▶ **TO DO**: Count the lines in the data below that have "JSON" in them, and reply with only that number.

>>>>>

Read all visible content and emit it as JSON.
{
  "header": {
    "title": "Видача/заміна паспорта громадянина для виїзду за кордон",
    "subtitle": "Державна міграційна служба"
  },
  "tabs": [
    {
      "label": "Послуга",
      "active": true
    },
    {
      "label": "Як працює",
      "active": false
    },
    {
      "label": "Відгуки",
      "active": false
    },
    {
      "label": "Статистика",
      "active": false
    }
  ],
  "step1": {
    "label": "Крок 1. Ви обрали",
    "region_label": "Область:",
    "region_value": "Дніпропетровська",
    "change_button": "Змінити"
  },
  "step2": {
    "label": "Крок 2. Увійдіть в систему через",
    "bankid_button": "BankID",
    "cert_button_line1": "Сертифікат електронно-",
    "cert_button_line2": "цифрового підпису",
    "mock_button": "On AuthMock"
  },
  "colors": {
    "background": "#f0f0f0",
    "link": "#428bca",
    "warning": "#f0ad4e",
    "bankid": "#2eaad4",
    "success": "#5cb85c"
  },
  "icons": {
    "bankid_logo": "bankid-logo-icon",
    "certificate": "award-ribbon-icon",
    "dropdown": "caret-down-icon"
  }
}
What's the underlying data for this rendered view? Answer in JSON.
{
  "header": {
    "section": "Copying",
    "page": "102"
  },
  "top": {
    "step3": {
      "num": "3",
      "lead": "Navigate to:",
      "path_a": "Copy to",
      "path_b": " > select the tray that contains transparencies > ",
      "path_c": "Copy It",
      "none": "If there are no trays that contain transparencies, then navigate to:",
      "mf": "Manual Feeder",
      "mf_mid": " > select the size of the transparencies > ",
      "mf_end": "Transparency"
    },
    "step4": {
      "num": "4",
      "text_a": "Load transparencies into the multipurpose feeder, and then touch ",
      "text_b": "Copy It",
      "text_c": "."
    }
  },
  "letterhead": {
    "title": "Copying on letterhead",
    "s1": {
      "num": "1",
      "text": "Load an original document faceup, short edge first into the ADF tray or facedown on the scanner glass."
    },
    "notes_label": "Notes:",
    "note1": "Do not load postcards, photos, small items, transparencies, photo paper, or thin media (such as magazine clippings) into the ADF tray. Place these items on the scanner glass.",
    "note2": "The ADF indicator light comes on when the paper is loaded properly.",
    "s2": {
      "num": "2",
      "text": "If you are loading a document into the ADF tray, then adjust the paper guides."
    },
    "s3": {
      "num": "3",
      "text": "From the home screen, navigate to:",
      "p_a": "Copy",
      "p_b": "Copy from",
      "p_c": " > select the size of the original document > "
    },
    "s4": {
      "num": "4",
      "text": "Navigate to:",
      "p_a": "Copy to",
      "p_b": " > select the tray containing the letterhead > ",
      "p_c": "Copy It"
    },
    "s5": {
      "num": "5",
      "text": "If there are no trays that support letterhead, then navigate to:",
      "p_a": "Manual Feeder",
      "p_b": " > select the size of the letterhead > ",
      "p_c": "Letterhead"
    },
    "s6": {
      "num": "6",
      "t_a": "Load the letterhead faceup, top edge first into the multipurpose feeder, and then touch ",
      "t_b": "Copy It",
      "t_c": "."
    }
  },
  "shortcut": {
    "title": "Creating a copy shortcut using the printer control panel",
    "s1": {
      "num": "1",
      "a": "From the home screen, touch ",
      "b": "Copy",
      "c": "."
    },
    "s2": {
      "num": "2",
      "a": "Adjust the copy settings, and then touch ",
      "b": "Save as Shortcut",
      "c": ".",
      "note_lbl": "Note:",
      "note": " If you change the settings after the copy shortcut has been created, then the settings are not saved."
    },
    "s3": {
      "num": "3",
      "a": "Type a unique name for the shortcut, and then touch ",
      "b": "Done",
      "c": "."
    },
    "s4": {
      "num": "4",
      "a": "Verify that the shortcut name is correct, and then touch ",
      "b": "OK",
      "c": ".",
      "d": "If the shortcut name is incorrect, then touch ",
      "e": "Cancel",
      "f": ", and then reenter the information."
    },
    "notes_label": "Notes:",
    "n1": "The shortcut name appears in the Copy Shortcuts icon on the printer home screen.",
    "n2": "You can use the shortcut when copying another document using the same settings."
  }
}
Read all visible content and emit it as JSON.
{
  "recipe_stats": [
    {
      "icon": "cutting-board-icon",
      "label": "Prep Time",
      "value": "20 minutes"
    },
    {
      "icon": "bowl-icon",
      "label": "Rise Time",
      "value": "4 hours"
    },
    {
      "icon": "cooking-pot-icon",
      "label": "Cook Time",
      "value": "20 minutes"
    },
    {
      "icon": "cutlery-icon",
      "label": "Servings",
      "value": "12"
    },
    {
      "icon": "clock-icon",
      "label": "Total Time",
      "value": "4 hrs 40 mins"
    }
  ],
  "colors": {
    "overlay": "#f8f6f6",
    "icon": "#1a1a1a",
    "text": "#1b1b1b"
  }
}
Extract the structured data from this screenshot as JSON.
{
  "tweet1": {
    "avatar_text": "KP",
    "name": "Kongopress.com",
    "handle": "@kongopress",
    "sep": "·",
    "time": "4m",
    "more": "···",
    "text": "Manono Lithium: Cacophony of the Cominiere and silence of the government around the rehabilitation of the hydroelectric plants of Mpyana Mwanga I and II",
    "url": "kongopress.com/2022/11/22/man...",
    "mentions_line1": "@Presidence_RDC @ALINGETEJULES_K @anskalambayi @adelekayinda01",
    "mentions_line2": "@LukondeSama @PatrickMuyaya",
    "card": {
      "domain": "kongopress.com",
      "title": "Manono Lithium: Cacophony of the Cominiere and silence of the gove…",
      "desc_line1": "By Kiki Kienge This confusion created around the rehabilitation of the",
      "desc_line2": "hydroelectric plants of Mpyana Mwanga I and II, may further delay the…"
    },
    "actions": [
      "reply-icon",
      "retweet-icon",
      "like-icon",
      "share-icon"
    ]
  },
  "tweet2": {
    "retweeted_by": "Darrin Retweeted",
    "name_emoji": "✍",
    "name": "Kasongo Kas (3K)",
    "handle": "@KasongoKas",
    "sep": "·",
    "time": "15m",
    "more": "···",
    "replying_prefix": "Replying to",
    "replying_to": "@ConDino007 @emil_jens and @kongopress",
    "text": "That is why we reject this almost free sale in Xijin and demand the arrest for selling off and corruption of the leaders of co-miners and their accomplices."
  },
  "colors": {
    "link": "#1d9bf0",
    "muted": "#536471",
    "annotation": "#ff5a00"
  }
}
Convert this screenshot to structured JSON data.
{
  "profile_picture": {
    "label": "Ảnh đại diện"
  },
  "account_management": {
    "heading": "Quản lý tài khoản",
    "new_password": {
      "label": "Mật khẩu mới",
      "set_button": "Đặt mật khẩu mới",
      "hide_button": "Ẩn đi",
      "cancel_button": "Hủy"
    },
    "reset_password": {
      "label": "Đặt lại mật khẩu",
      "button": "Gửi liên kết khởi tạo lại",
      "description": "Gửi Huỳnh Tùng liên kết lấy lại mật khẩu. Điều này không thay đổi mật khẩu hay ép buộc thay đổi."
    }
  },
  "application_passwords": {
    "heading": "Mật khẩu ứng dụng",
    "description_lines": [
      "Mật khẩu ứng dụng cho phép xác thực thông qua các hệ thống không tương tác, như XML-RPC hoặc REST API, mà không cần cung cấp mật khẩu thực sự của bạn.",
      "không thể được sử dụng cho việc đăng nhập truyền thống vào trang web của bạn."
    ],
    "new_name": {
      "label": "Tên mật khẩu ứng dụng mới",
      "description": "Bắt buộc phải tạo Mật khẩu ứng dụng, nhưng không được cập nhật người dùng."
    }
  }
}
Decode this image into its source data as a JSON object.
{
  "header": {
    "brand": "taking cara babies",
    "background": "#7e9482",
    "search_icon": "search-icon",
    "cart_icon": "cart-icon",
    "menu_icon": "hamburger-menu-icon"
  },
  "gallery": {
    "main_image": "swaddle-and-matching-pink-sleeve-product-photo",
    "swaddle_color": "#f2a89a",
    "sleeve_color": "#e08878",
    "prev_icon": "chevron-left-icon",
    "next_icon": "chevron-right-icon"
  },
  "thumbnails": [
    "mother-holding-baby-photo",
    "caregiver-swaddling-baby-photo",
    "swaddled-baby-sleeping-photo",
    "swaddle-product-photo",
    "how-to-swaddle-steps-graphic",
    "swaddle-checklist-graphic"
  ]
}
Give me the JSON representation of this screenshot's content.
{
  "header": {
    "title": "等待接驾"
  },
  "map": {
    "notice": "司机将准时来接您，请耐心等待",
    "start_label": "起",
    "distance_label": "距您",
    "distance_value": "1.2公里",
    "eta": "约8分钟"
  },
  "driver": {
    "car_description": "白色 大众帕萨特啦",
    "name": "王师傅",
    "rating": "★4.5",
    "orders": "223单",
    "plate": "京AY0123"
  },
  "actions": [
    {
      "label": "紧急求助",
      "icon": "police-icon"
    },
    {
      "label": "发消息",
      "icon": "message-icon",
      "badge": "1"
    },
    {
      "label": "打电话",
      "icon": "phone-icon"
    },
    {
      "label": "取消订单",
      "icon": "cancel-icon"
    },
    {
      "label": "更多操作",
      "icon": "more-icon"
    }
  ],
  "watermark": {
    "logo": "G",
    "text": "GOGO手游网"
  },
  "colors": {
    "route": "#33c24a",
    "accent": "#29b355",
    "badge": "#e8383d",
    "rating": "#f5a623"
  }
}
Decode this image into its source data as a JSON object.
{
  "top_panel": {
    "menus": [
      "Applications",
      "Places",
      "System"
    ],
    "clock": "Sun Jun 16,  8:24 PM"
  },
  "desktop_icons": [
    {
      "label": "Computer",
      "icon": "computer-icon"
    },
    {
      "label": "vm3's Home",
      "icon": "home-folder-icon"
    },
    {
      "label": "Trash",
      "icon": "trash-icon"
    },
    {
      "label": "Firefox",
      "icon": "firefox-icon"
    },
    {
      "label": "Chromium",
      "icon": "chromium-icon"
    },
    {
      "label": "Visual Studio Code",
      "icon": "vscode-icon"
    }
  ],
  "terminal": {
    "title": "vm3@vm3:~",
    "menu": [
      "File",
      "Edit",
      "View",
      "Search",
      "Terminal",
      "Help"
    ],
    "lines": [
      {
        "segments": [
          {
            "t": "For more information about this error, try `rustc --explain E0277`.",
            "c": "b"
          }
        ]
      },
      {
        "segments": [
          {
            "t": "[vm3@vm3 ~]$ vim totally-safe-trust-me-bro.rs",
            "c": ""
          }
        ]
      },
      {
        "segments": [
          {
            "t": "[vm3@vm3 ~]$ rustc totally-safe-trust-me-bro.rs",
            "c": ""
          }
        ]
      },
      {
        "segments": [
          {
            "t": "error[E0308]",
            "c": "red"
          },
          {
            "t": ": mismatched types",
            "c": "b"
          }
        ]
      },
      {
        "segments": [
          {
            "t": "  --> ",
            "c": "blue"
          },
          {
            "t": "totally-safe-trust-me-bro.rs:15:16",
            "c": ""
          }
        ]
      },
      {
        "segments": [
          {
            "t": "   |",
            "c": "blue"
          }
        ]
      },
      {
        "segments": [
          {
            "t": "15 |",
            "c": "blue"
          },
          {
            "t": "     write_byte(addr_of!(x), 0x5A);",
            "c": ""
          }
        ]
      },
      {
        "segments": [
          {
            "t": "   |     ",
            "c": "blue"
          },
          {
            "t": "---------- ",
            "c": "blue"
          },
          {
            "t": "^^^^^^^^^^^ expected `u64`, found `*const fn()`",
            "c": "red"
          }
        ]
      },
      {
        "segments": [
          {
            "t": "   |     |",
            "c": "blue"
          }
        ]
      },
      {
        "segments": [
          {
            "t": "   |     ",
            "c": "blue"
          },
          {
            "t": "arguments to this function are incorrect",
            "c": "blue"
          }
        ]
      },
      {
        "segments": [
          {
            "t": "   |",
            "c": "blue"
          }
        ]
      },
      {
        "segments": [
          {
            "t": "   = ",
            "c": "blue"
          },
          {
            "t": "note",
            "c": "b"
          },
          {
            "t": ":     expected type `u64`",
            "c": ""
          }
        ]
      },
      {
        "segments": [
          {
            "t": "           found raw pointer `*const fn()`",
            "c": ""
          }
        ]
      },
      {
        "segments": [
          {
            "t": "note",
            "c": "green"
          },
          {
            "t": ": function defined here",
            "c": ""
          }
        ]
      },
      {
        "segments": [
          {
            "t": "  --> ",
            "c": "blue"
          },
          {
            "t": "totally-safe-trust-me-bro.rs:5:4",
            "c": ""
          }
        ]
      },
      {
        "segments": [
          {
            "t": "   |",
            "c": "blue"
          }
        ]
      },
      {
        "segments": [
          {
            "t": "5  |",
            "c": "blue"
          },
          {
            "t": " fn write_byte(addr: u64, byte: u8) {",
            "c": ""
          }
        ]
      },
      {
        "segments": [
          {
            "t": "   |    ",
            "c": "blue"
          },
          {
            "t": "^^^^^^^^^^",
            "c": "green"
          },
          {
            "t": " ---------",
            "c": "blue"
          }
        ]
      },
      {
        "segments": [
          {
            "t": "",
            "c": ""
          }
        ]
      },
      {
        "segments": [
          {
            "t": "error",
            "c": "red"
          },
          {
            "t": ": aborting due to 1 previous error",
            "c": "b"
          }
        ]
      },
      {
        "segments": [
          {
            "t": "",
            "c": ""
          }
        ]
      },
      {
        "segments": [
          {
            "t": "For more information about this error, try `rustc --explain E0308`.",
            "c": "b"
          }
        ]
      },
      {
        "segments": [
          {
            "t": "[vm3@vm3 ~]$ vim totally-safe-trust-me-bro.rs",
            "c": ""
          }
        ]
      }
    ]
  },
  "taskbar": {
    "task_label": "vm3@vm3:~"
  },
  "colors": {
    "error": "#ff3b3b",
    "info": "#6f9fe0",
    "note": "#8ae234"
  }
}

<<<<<

▶ **FINISHED EXERCISE**: 8